Page 54. " A tokalosh was a sort of African goblin, a bush imp, a malevolent hobbit. "

Public DomainTokolosh
The local monthly newspaper Vic-Falls News reports that counsellors at an AIDS workshop have agreed that evil spirits called "tokoloshes" probably spread the HIV virus by sexually abusing women during the night. Tokoloshes exist, in one guise or another, in the minds of people throughout Africa. They are described in various ways, but one account has them as 3ft spirits with only one buttock and an extraordinarily long penis slung over the shoulder.

Some Africans raise their beds on bricks to prevent tokoloshes climbing up and getting under the sheets beside them. Others fear they will be carried away in the night by the malevolent creatures.  Frigidity in a woman is claimed to be the work of a tokolosh lover. As an explanation for the 4 million Zimbabweans who are HIV-positive, it takes some beating.

The excellent South African strip cartoon Madam and Eve occasionally features tokoloshes:  Former President Thabo Mbeki meets a Tokolosh

Page 57. " the valley opened up and before us was Melsetter "
The eastern Highlands of Zimbabwe seen from the village of Chimanimani
GNU Free Documentation LicenseThe eastern Highlands of Zimbabwe seen from the village of Chimanimani - Credit: JackyR

Melsetter has been renamed Chimanimani.

Google Map


Page 71. " Please stand by for an important message from the prime minister, the honourable Mr Ian Douglas Smith "
Bakelite Radio
GNU Free Documentation LicenseBakelite Radio - Credit: Robneild

On 11 November 1965, the Rhodesian Government, led by Prime Minister Ian Smith, illegally severed links with the British Crown. Britain had insisted that independence would be granted only on condition of universal suffrage and shared power for the majority black population.

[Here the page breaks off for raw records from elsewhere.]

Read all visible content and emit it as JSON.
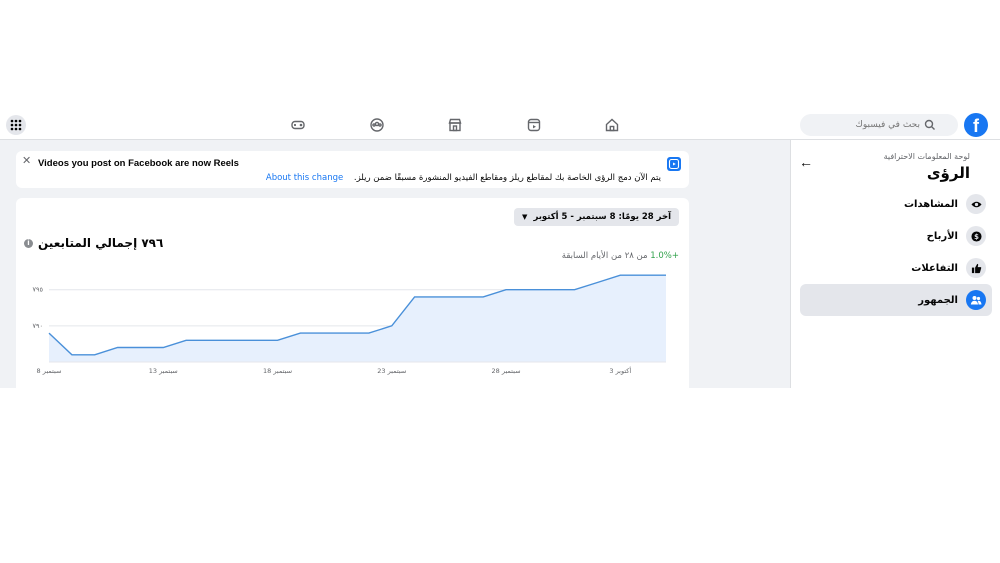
{
  "topbar": {
    "logo_letter": "f",
    "search_placeholder": "بحث في فيسبوك",
    "nav_icons": [
      "home-icon",
      "reels-icon",
      "marketplace-icon",
      "groups-icon",
      "gaming-icon"
    ],
    "menu_icon": "grid-menu-icon"
  },
  "sidebar": {
    "breadcrumb": "لوحة المعلومات الاحترافية",
    "title": "الرؤى",
    "items": [
      {
        "label": "المشاهدات",
        "icon": "eye-icon",
        "active": false
      },
      {
        "label": "الأرباح",
        "icon": "dollar-icon",
        "active": false
      },
      {
        "label": "التفاعلات",
        "icon": "thumbs-up-icon",
        "active": false
      },
      {
        "label": "الجمهور",
        "icon": "people-icon",
        "active": true
      }
    ]
  },
  "notice": {
    "title": "Videos you post on Facebook are now Reels",
    "body": "يتم الآن دمج الرؤى الخاصة بك لمقاطع ريلز ومقاطع الفيديو المنشورة مسبقًا ضمن ريلز.",
    "link": "About this change"
  },
  "card": {
    "date_range": "آخر 28 يومًا: 8 سبتمبر - 5 أكتوبر",
    "followers_total": "٧٩٦ إجمالي المتابعين",
    "change_value": "+1.0%",
    "change_text": "من ٢٨ من الأيام السابقة"
  },
  "colors": {
    "accent": "#1877f2",
    "line": "#4a90d9",
    "fill": "#e7f0fd",
    "positive": "#31a24c"
  },
  "chart_data": {
    "type": "area",
    "x": [
      "8 سبتمبر",
      "9",
      "10",
      "11",
      "12",
      "13",
      "14",
      "15",
      "16",
      "17",
      "18",
      "19",
      "20",
      "21",
      "22",
      "23",
      "24",
      "25",
      "26",
      "27",
      "28",
      "29",
      "30",
      "1",
      "2",
      "3 أكتوبر",
      "4",
      "5"
    ],
    "series": [
      {
        "values": [
          789,
          786,
          786,
          787,
          787,
          787,
          788,
          788,
          788,
          788,
          788,
          789,
          789,
          789,
          789,
          790,
          794,
          794,
          794,
          794,
          795,
          795,
          795,
          795,
          796,
          797,
          797,
          797
        ]
      }
    ],
    "y_ticks": [
      "٧٩٠",
      "٧٩٥"
    ],
    "y_tick_values": [
      790,
      795
    ],
    "x_ticks": [
      "8 سبتمبر",
      "13 سبتمبر",
      "18 سبتمبر",
      "23 سبتمبر",
      "28 سبتمبر",
      "3 أكتوبر"
    ],
    "x_tick_index": [
      0,
      5,
      10,
      15,
      20,
      25
    ],
    "ylim": [
      785,
      798
    ],
    "grid": true
  }
}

Ian Smith
Public DomainIan Smith
 We may be a small country, but we are a determined people who have been called upon to play a rôle of world-wide significance. We Rhodesians have rejected the doctrinaire philosophy of appeasement and surrender. The decision which we have taken today is a refusal by Rhodesians to sell their birthright. And, even if we were to surrender, does anyone believe that Rhodesia would be the last target of the Communists in the Afro-Asian block?

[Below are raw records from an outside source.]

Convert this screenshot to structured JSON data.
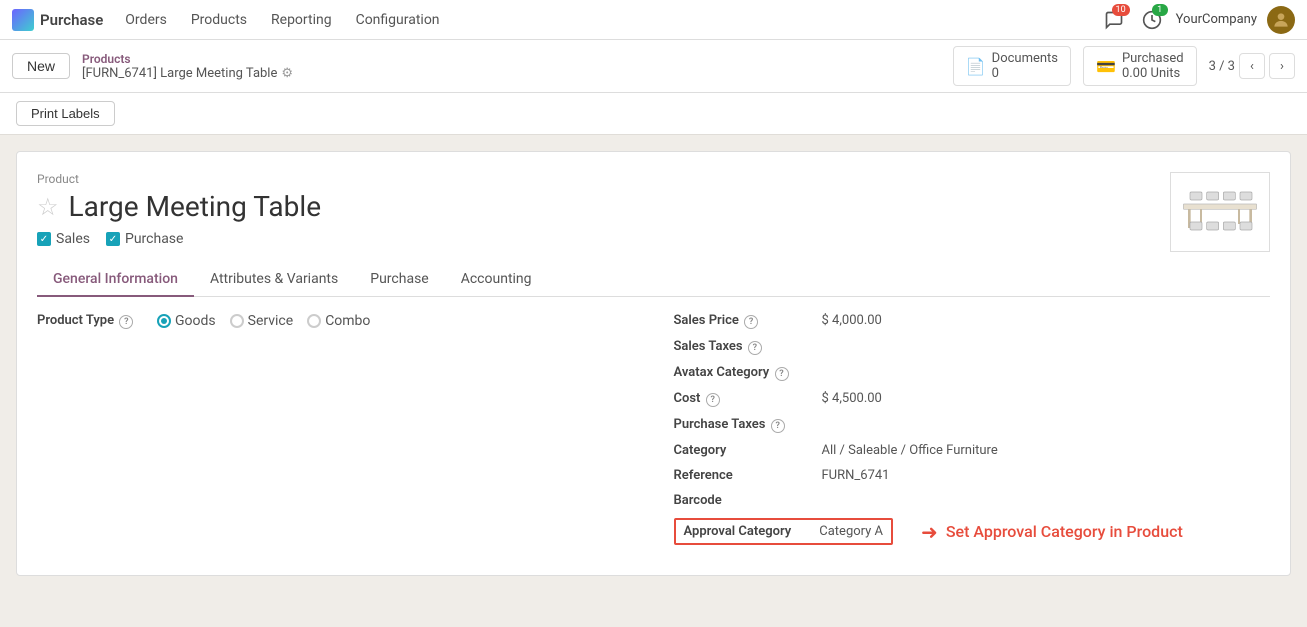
{
  "nav": {
    "logo_text": "Purchase",
    "items": [
      "Orders",
      "Products",
      "Reporting",
      "Configuration"
    ],
    "notifications_count": "10",
    "timer_count": "1",
    "company": "YourCompany"
  },
  "breadcrumb": {
    "new_label": "New",
    "parent_link": "Products",
    "current": "[FURN_6741] Large Meeting Table",
    "pagination": "3 / 3"
  },
  "stats": {
    "documents_label": "Documents",
    "documents_count": "0",
    "purchased_label": "Purchased",
    "purchased_value": "0.00 Units"
  },
  "action": {
    "print_labels": "Print Labels"
  },
  "product": {
    "section_label": "Product",
    "title": "Large Meeting Table",
    "checks": [
      "Sales",
      "Purchase"
    ]
  },
  "tabs": [
    "General Information",
    "Attributes & Variants",
    "Purchase",
    "Accounting"
  ],
  "active_tab": "General Information",
  "product_type": {
    "label": "Product Type",
    "options": [
      "Goods",
      "Service",
      "Combo"
    ],
    "selected": "Goods"
  },
  "fields": {
    "sales_price_label": "Sales Price",
    "sales_price_value": "$ 4,000.00",
    "sales_taxes_label": "Sales Taxes",
    "sales_taxes_value": "",
    "avatax_label": "Avatax Category",
    "avatax_value": "",
    "cost_label": "Cost",
    "cost_value": "$ 4,500.00",
    "purchase_taxes_label": "Purchase Taxes",
    "purchase_taxes_value": "",
    "category_label": "Category",
    "category_value": "All / Saleable / Office Furniture",
    "reference_label": "Reference",
    "reference_value": "FURN_6741",
    "barcode_label": "Barcode",
    "barcode_value": "",
    "approval_category_label": "Approval Category",
    "approval_category_value": "Category A"
  },
  "annotation": {
    "text": "Set Approval Category in Product"
  }
}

We have struck a blow for the preservation of justice, civilization, and Christianity; and in the spirit of this belief we have this day assumed our sovereign independence. God bless you all.

          - Ian Smith, Universal Declaration of Independence speech


Harold Wilson
Public DomainHarold Wilson - Credit: US Department of Defense
 I still find it incredible - and the House, when it reads the records, will find it incredible - that this action should have taken place this morning (Remembrance Day)… the British Government condemn the purported declaration of Independence by the former Government of Rhodesia as an illegal act and one which is ineffective in law. It is an act of rebellion against the Crown and against the Constitution as by law established, and actions taken to give effect to it will be treasonable. The Governor, in pursuance of the authority vested in him by Her Majesty The Queen, has today informed the Prime Minister and other Ministers of the Rhodesian Government that they cease to hold office. They are now private persons and can exercise no legal authority in Rhodesia.

          - Response from Harold Wilson, Prime Minister of the United Kingdom

Rhodesian Independence Video

Page 75. " Africans practise ancestor worship "
Congolese Carving of Ancestor
Creative Commons AttributionCongolese Carving of Ancestor - Credit: cliff1066, Flickr

Ancestor veneration is common across Africa.  It is widely believed (and not just in Africa) that the dead can influence events among the living, and must therefore be appeased and respected.  Dead relatives may even become minor deities with time.

Amongst the Shona, concepts of ‘life’ and ‘death’ are not mutually exclusive, and there are no clear dividing lines between them.  There are simply different levels of life (sickness is often described as ‘living a little’).  This is expressed in the concept of ‘ancestors’, relatives who have died but who continue to ‘live’ in the community and communicate with their families.